## [Task brief]
Using the entries below, copy out all lines where "vous" is found.

## [Records supplied]
■ ■ ■
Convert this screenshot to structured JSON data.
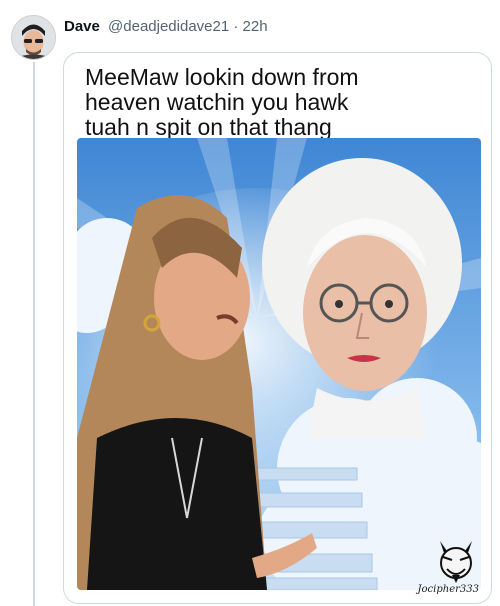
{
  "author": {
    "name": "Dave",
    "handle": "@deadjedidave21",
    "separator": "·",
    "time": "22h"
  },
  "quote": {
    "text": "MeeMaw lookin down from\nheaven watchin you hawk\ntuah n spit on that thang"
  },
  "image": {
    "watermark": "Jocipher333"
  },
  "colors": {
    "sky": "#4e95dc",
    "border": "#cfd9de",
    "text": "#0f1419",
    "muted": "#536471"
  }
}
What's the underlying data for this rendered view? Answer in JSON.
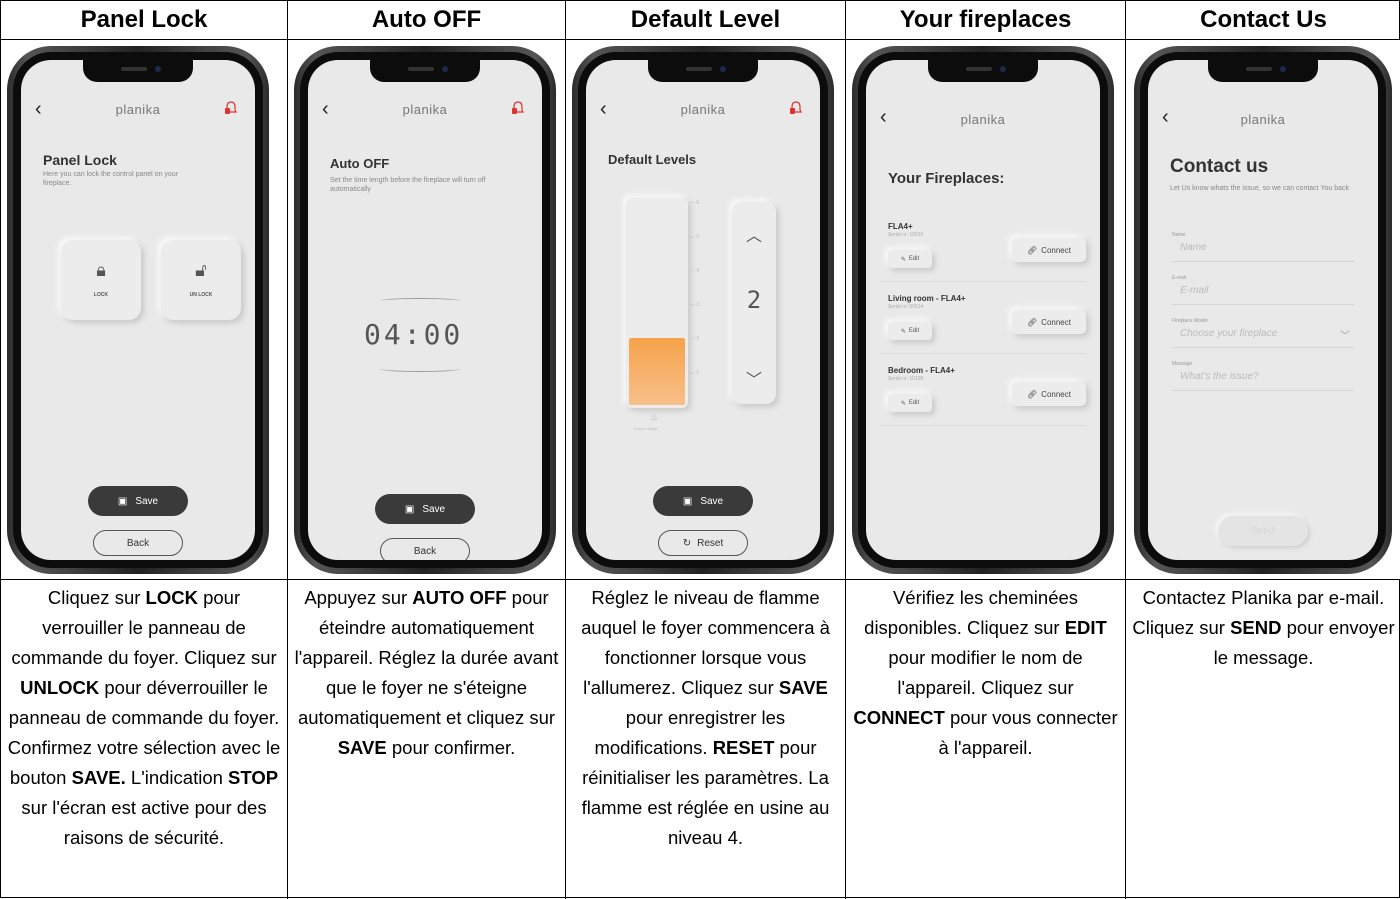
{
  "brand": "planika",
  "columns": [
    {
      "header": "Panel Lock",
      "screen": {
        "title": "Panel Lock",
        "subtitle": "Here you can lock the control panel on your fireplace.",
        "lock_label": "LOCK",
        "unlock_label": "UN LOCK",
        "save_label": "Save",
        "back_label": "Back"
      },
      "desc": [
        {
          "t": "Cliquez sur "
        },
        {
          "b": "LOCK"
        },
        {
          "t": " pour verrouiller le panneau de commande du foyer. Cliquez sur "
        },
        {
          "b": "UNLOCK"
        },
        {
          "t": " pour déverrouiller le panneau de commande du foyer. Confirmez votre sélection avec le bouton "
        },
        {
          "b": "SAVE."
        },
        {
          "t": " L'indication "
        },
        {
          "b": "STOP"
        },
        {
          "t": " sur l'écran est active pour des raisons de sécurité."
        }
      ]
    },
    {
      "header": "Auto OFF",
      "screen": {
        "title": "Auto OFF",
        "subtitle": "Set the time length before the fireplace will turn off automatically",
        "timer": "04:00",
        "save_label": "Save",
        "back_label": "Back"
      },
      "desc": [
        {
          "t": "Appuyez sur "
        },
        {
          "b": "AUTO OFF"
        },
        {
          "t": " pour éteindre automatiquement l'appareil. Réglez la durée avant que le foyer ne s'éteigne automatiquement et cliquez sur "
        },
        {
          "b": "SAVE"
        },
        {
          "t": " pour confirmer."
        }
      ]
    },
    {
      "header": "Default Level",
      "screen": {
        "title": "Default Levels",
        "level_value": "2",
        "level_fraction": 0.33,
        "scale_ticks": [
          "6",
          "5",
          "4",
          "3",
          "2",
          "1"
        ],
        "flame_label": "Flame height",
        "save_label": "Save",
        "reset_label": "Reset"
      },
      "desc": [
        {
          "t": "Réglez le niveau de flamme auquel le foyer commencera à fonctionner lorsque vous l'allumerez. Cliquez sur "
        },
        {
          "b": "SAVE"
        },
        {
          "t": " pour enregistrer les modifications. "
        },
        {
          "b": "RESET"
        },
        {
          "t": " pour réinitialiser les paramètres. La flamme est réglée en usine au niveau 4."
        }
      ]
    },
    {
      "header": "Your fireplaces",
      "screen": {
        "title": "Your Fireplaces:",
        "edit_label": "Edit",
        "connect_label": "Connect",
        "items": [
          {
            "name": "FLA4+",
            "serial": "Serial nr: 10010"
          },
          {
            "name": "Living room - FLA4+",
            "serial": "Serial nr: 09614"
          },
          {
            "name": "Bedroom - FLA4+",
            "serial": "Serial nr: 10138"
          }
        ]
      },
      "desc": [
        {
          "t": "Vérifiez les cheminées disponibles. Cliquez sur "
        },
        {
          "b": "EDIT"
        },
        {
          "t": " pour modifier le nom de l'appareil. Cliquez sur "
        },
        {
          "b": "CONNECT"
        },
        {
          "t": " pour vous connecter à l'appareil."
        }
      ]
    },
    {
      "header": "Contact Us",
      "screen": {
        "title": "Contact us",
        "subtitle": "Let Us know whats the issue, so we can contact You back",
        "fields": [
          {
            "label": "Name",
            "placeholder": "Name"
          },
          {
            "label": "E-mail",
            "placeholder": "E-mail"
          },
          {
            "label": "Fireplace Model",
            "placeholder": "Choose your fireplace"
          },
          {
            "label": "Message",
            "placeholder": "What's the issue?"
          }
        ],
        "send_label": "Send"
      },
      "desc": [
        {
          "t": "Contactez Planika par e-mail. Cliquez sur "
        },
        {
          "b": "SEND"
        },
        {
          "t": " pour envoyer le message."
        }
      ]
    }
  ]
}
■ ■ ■
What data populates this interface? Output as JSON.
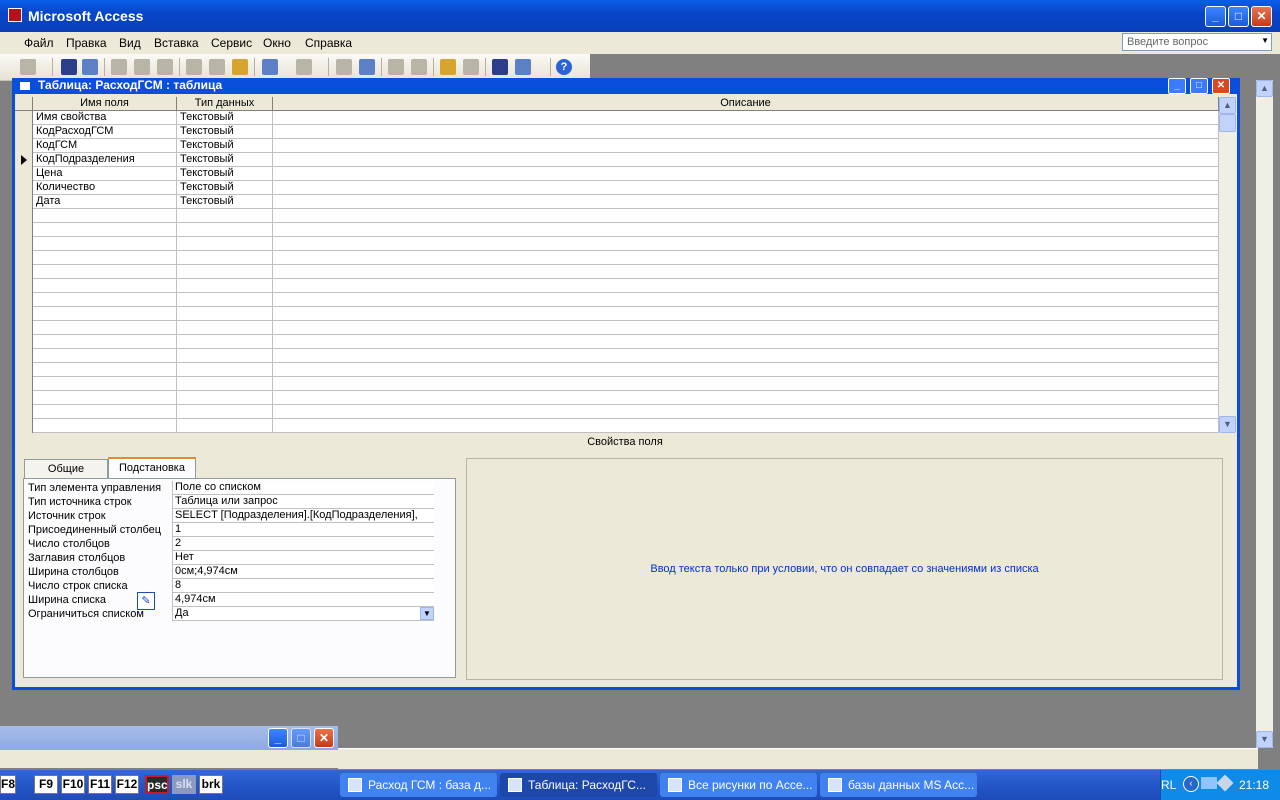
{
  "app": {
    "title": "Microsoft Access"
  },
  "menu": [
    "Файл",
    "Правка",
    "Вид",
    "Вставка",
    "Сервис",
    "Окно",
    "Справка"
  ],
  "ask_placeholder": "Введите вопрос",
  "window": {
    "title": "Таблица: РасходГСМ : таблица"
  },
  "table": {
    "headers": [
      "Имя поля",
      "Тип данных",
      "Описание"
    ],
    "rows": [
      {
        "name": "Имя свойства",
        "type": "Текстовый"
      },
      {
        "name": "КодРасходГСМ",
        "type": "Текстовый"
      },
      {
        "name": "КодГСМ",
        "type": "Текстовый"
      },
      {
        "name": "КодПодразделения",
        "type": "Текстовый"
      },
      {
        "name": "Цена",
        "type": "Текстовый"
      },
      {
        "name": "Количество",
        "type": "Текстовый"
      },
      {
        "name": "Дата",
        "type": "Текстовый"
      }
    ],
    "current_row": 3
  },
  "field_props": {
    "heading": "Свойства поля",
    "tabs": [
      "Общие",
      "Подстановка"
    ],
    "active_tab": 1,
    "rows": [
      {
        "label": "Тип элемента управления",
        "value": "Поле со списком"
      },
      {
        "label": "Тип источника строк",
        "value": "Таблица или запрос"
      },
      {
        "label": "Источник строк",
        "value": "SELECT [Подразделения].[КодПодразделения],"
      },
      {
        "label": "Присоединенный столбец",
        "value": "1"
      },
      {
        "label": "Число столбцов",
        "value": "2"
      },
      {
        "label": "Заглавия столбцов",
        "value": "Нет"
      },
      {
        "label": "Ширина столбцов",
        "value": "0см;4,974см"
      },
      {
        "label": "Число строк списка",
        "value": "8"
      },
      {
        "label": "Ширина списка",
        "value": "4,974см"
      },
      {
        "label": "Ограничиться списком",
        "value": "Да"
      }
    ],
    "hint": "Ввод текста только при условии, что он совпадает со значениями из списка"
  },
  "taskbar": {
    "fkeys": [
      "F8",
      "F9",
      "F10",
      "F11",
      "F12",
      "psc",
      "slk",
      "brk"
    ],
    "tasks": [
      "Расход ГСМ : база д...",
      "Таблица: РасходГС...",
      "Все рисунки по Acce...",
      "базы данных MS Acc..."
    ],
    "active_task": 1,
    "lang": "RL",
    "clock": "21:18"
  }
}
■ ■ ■
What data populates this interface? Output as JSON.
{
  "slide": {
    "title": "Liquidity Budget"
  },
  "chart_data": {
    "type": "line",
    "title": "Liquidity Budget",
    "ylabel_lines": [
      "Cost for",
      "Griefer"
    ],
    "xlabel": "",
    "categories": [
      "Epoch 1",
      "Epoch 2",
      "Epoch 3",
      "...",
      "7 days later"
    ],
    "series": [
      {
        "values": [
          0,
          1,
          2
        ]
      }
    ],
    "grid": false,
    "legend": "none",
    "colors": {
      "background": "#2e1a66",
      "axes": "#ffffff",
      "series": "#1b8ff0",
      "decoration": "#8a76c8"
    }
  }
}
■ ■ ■
## [Written reply]
          "t": "Réglez le niveau de flamme auquel le foyer commencera à fonctionner lorsque vous l'allumerez. Cliquez sur "
          "t": " pour vous connecter à l'appareil."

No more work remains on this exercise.